- _Requirement_: Copy out each line of the listing below where the string "JSON" appears.

*** Opening Data in this exercise ***

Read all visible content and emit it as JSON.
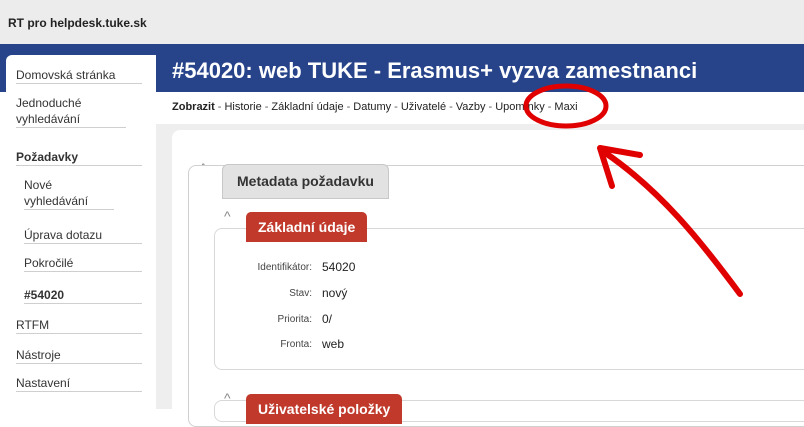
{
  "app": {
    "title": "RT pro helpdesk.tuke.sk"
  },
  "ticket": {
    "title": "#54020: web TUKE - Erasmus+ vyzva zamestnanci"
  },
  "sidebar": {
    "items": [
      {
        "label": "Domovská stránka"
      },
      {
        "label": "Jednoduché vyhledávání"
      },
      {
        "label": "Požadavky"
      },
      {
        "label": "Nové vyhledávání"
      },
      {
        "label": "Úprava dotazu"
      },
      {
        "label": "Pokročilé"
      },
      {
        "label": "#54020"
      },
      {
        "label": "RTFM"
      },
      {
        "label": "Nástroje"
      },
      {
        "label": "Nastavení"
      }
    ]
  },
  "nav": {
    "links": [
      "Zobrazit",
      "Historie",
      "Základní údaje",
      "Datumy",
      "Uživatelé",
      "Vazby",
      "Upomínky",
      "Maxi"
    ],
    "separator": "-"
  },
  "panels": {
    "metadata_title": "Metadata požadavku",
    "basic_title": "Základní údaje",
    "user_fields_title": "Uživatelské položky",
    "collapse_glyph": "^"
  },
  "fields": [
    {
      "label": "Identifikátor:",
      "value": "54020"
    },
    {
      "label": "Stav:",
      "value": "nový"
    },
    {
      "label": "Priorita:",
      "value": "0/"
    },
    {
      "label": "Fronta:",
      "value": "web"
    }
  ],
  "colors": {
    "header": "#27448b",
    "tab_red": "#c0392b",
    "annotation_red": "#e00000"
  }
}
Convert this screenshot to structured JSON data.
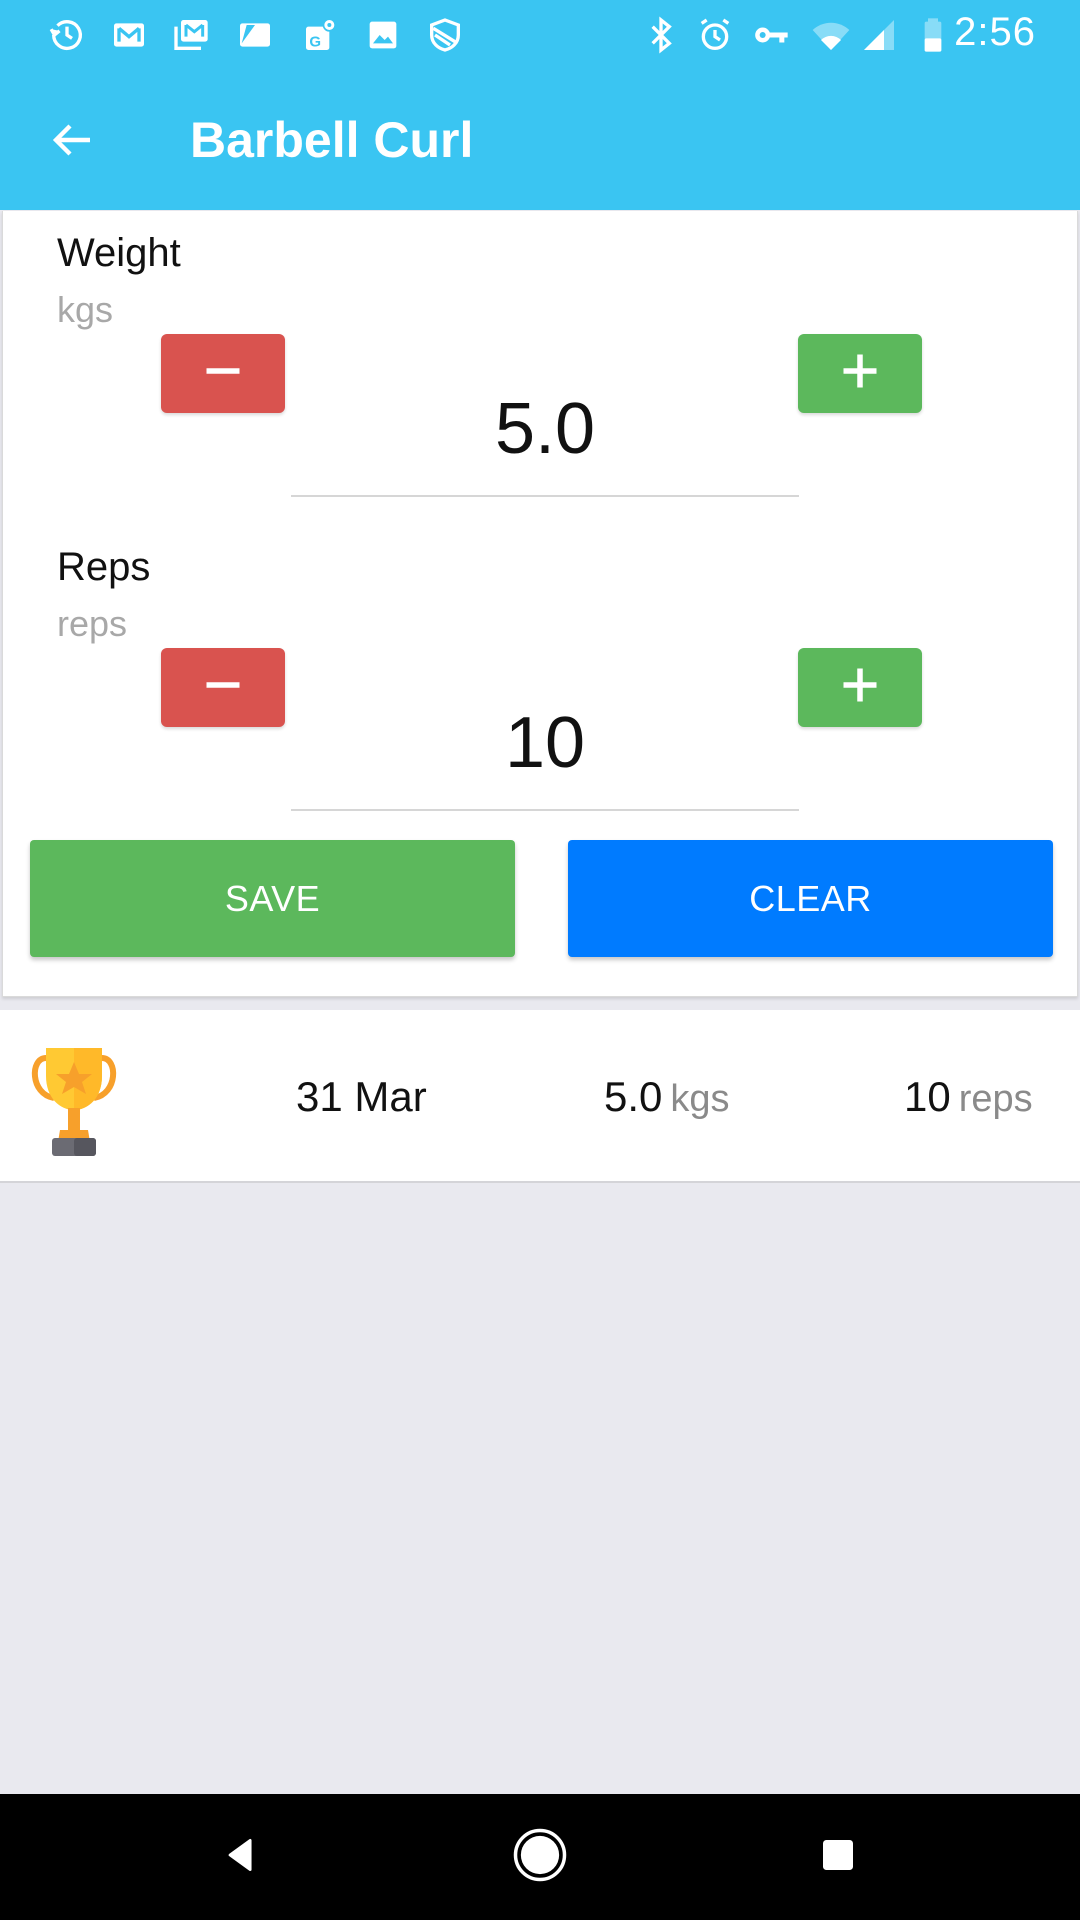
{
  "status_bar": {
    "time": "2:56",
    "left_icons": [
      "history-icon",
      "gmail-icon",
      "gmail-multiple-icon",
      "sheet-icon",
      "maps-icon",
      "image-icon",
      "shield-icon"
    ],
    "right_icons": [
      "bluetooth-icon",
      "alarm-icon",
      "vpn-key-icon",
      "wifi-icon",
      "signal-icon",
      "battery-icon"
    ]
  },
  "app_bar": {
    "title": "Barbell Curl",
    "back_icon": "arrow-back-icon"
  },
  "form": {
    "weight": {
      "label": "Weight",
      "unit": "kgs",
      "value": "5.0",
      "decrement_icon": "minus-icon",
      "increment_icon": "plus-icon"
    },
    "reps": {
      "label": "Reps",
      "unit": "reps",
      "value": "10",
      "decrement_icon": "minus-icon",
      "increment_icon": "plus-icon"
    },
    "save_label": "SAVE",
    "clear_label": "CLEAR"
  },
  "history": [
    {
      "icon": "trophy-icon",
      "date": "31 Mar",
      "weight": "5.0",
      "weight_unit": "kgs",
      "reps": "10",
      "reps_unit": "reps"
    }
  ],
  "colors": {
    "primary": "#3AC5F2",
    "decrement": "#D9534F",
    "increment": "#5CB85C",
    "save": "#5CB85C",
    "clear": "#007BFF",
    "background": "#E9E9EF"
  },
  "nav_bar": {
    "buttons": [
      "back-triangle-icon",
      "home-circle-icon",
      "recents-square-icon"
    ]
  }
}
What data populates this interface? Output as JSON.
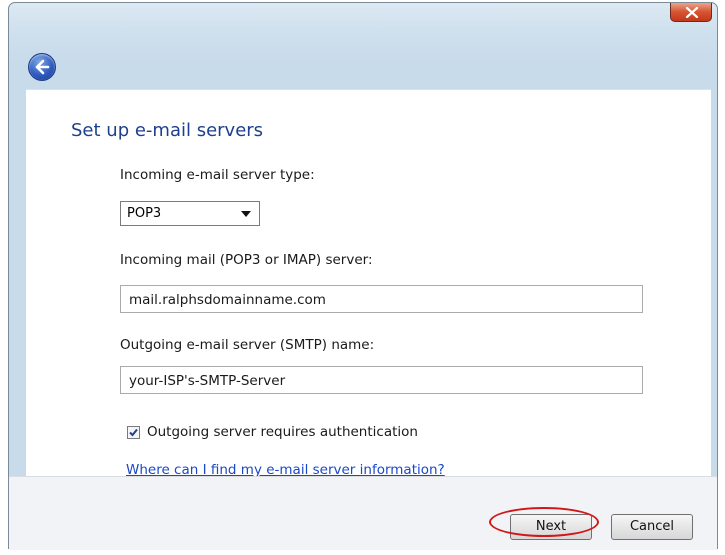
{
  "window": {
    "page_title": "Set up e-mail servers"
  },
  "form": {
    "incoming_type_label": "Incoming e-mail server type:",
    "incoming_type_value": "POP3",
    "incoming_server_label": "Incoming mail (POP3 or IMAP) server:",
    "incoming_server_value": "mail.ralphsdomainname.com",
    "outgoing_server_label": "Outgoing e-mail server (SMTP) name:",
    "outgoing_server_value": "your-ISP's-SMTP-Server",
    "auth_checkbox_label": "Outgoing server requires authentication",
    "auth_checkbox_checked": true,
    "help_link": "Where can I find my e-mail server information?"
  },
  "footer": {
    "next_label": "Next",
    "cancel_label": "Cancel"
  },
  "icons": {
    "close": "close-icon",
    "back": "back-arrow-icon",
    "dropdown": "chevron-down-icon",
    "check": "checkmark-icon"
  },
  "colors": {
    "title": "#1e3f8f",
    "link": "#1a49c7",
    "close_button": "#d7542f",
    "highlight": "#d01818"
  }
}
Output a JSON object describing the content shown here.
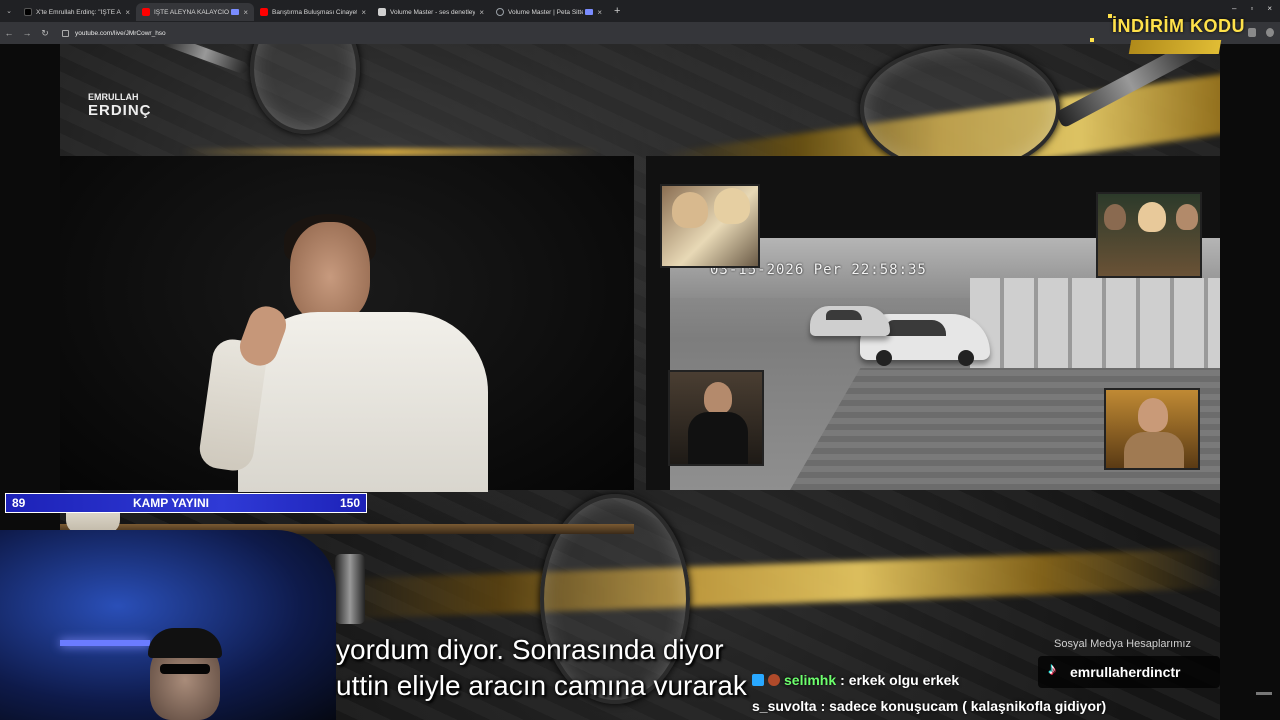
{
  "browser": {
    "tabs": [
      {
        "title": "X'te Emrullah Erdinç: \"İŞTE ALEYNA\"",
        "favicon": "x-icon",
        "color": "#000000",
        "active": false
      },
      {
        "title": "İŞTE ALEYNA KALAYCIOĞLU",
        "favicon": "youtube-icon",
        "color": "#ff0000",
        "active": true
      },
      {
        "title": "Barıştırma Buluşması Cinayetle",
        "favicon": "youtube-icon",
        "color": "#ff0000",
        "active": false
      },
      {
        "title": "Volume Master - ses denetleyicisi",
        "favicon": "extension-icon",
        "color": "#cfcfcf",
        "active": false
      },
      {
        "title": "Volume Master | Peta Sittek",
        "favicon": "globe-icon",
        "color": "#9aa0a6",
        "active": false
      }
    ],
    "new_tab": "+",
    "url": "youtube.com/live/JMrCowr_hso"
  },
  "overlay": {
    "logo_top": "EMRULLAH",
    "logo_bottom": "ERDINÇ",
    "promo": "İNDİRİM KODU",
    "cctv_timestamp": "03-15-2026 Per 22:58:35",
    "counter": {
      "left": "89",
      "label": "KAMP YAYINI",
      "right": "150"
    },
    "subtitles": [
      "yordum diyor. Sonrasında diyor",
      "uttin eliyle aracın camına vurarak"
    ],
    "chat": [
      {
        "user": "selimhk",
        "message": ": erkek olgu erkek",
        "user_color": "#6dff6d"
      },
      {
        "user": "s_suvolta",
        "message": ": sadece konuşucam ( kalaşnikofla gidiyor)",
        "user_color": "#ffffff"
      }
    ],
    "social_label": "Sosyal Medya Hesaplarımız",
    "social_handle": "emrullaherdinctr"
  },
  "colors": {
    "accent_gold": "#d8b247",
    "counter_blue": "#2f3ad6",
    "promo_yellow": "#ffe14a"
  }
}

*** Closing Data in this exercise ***

- _Exercise response_:
Read all visible content and emit it as JSON.
Convert this screenshot to structured JSON data.
What data populates this interface? Output as JSON.
Output a JSON object describing the content shown here.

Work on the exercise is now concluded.